▸ WHAT YOU HAVE TO DO
Check each line of the data, and copy those where "text" appears.

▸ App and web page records
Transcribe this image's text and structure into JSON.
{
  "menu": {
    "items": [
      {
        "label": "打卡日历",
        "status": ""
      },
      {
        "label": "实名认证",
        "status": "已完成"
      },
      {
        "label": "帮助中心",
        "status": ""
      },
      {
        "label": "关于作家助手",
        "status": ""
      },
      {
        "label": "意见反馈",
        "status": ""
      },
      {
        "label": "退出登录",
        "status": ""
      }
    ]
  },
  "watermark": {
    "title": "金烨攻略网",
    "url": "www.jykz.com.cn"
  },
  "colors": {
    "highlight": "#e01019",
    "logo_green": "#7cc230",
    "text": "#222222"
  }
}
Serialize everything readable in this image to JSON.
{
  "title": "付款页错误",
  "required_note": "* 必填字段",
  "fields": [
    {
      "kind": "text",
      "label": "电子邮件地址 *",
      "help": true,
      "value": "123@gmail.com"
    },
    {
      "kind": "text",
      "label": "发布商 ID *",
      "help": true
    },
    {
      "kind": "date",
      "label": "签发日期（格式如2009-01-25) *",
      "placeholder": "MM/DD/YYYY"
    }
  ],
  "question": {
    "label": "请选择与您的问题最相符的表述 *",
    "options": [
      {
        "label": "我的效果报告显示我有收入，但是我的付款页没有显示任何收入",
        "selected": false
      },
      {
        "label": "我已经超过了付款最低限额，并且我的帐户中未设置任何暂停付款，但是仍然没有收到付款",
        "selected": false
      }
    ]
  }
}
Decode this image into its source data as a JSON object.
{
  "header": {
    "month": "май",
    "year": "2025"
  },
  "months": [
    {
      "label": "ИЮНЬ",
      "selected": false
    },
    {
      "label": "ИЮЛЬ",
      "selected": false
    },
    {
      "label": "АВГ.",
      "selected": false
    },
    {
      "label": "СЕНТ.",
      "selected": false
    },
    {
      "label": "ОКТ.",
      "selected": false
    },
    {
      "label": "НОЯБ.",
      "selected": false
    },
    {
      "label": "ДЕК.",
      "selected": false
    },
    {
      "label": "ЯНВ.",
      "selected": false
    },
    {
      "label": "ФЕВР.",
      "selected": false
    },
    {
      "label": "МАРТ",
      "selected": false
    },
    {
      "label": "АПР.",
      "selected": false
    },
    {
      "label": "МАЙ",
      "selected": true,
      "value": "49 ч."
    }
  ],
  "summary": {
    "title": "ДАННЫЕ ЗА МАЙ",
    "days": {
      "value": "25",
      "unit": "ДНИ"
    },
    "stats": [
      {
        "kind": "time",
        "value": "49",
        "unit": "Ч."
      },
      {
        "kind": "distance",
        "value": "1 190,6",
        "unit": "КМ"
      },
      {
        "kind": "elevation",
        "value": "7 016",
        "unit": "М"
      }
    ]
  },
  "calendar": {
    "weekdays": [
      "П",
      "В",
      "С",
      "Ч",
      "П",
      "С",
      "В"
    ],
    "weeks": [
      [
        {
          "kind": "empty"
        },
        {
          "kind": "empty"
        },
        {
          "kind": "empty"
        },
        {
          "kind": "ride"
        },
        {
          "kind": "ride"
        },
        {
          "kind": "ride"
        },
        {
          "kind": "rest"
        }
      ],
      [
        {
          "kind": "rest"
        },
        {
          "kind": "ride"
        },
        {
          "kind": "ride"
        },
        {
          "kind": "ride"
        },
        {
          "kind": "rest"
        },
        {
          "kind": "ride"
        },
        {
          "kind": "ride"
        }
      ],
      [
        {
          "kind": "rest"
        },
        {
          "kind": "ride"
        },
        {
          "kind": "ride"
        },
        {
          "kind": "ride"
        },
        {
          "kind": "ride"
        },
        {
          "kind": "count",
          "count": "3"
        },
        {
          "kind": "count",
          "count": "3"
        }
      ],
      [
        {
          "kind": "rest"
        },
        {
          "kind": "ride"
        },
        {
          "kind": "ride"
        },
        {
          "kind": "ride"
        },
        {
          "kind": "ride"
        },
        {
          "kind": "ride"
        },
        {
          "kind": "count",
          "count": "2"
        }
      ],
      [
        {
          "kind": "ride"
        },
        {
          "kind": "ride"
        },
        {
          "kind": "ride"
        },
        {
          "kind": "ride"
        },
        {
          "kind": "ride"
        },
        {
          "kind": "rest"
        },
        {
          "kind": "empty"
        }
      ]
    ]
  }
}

▸ RESULT OF THIS EXERCISE
Transcribe this image's text and structure into JSON.
    "text": "#222222"
      "kind": "text",
      "kind": "text",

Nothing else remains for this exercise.